# [Assigned task]
Every line of the records that holds the word "true" should be copied.

--- Dataset extract ---

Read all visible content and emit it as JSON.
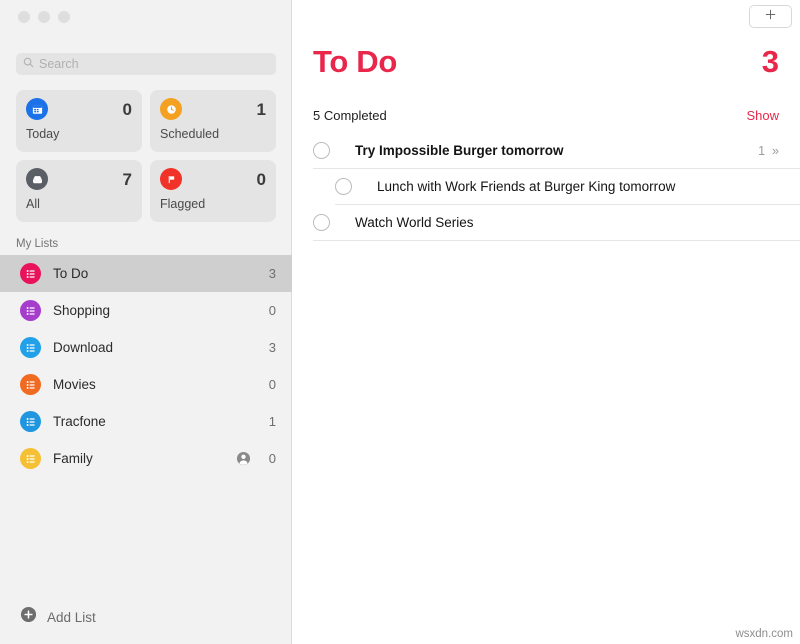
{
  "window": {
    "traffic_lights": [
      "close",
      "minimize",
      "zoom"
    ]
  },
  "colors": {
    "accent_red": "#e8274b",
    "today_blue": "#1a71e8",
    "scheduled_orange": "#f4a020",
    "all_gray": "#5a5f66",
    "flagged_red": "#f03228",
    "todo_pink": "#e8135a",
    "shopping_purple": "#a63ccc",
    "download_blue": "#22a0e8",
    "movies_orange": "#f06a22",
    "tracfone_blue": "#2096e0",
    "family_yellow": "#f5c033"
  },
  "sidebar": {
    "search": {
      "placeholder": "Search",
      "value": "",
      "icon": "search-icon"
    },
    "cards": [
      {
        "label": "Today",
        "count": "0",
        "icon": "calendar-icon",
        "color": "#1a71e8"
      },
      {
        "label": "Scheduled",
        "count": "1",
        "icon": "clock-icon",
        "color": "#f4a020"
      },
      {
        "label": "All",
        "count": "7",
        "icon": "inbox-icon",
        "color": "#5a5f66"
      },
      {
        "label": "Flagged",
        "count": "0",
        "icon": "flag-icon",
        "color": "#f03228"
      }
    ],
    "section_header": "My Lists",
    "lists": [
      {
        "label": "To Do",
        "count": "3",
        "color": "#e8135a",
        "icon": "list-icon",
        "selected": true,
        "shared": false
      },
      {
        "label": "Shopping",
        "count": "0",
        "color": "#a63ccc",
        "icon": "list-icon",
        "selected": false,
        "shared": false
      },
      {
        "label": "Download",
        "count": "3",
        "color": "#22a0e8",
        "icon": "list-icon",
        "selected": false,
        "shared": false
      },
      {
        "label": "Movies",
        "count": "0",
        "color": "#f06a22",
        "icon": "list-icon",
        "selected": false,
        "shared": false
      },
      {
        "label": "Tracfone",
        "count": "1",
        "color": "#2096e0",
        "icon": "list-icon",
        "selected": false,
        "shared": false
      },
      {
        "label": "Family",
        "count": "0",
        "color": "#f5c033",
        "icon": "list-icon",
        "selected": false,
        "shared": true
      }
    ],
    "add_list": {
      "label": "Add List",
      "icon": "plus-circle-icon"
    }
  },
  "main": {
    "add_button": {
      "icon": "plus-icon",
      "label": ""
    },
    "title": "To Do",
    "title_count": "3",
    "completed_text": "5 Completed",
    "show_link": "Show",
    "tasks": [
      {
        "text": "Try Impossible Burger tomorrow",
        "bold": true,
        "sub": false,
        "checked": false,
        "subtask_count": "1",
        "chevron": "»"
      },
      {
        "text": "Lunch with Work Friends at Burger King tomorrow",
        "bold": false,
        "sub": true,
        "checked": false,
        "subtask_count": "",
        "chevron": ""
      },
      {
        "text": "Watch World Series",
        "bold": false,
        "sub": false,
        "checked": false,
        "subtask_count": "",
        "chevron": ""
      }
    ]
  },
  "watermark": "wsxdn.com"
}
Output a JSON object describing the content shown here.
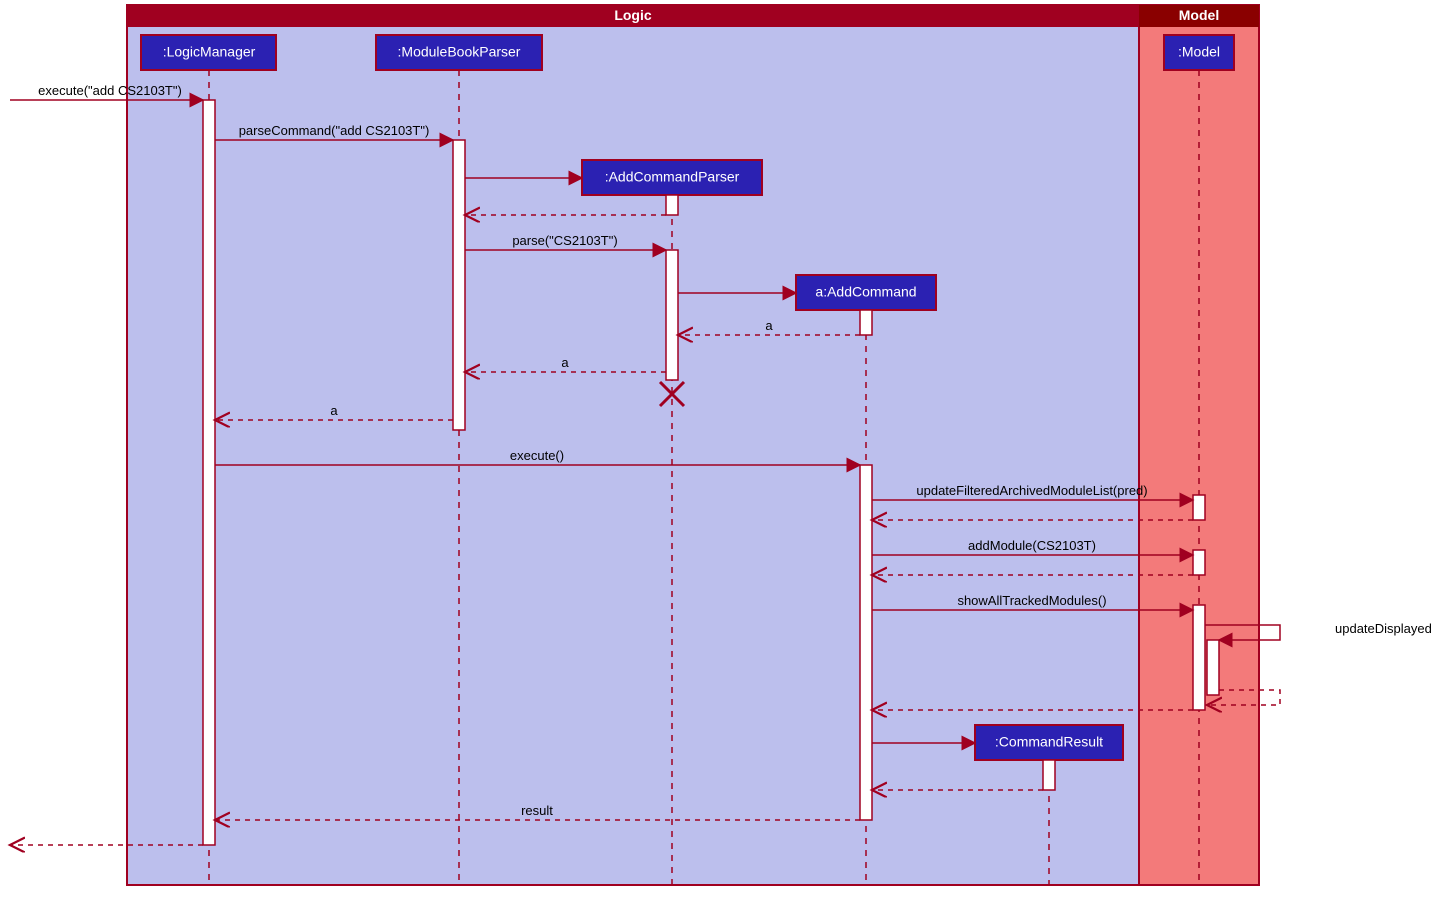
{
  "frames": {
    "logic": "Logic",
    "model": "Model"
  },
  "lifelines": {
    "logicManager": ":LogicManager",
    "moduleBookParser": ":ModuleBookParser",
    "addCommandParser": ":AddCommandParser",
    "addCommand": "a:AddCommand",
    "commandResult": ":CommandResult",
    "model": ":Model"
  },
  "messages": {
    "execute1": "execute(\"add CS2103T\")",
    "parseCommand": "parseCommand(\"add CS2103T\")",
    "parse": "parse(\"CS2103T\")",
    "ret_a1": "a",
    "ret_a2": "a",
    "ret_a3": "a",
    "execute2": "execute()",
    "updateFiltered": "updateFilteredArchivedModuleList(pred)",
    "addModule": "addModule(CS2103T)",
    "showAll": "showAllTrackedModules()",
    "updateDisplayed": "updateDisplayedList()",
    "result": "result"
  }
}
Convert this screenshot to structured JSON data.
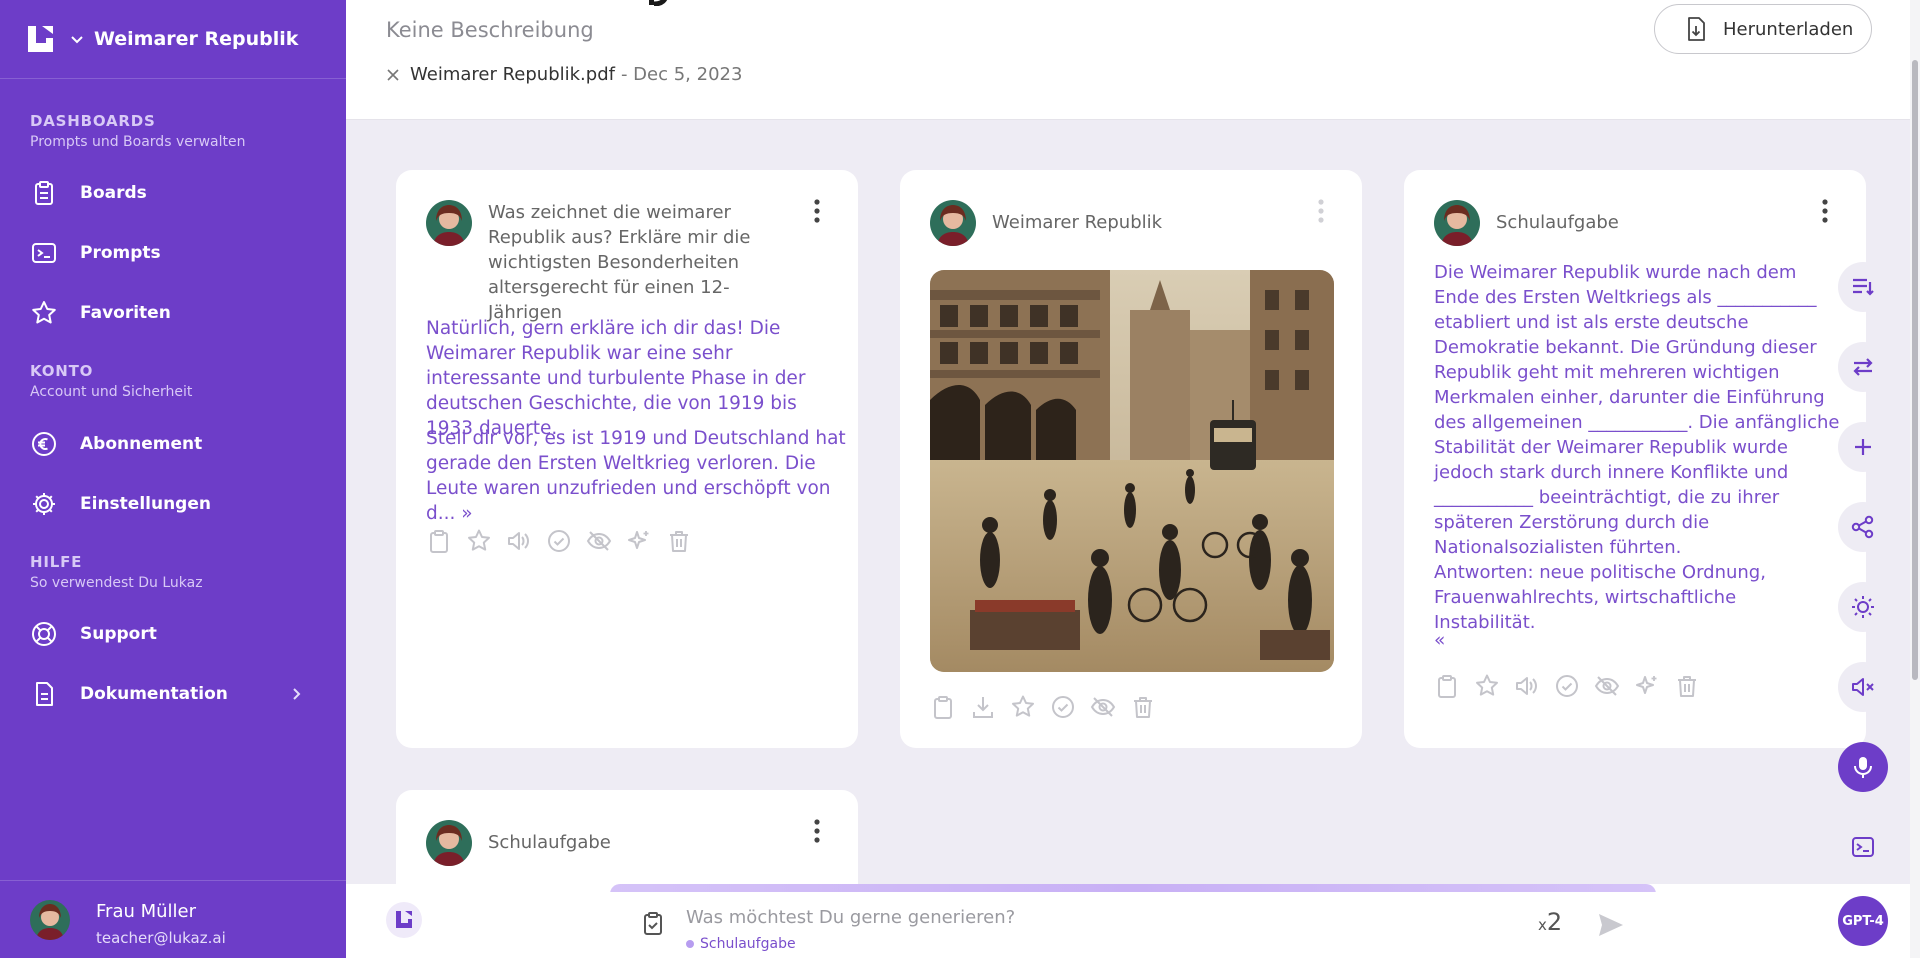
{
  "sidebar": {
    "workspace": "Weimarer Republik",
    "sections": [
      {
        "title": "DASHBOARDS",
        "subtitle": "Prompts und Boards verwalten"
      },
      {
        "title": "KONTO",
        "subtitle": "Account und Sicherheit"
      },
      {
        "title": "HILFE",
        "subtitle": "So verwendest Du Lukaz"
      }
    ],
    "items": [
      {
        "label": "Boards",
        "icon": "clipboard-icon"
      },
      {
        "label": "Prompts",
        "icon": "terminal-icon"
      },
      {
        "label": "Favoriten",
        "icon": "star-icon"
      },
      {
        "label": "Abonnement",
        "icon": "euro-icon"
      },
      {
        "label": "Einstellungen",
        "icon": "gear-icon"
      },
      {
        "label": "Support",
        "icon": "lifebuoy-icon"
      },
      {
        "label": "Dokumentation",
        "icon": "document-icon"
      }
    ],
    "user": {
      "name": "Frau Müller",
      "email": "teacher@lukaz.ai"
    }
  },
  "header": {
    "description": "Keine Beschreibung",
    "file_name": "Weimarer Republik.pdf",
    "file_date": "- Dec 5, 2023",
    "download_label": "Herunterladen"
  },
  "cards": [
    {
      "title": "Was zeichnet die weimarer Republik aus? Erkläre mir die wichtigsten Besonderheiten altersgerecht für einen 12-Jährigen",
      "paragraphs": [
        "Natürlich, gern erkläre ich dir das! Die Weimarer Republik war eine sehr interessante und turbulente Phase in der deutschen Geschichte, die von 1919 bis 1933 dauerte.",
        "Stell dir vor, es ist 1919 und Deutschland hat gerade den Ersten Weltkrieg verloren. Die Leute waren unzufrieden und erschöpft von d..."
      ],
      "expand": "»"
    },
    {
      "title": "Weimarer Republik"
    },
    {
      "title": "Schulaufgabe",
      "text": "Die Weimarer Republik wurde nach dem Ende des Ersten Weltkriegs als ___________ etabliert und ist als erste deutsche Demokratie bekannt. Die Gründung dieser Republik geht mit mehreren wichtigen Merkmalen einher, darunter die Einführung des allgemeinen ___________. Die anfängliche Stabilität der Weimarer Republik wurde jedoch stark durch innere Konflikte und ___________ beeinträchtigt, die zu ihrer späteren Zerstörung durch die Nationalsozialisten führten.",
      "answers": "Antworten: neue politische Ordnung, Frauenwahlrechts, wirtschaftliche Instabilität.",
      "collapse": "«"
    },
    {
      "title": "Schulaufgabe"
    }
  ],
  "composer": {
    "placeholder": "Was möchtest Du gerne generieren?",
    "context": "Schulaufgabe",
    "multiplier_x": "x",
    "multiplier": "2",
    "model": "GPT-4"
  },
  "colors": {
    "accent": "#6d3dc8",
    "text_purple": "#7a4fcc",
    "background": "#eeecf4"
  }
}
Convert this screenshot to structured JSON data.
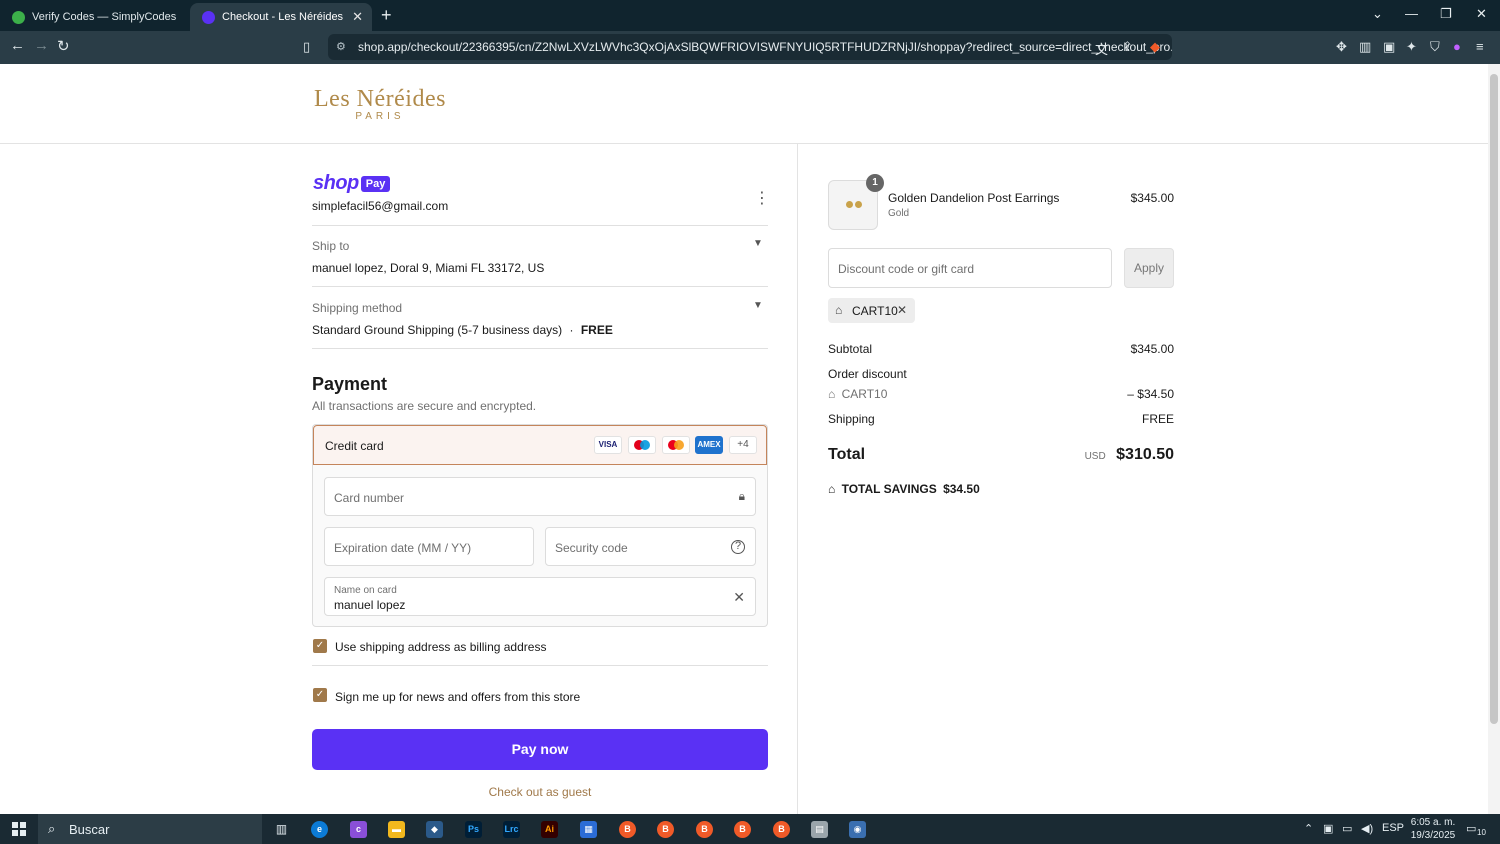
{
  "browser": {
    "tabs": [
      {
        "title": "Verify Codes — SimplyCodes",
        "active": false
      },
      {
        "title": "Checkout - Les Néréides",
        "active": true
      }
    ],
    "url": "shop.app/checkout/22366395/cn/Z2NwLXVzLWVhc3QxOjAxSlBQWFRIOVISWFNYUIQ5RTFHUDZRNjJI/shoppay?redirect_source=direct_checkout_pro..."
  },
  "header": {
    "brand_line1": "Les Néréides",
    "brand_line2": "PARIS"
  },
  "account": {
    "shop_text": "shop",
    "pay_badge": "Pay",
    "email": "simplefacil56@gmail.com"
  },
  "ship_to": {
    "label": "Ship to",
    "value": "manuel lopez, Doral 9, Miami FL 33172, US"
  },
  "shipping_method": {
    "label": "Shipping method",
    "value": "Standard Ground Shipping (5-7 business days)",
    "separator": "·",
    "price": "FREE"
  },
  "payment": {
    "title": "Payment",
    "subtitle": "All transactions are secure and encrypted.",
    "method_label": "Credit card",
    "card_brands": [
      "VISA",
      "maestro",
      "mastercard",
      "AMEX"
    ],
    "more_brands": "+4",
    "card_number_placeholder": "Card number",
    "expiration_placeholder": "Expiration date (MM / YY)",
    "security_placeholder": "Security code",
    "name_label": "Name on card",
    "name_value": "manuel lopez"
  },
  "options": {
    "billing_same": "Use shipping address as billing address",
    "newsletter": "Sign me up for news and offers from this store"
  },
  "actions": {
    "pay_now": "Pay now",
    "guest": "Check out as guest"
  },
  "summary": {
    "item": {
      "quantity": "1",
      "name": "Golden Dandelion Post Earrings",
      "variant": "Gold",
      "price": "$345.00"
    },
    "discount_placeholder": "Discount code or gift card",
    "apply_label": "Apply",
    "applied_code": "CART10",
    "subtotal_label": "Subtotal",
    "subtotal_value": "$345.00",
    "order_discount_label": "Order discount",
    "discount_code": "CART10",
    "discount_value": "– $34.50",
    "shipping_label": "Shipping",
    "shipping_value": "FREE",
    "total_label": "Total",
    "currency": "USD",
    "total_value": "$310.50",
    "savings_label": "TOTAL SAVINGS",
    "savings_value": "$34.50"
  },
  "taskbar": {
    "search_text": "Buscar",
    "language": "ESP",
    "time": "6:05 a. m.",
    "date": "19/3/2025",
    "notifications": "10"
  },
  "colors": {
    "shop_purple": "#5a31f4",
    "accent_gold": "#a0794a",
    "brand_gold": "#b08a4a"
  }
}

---

# [Your solution]
        "selected": true,
        "shared": true
        "bold": true,
        "sub": true,
        "active": true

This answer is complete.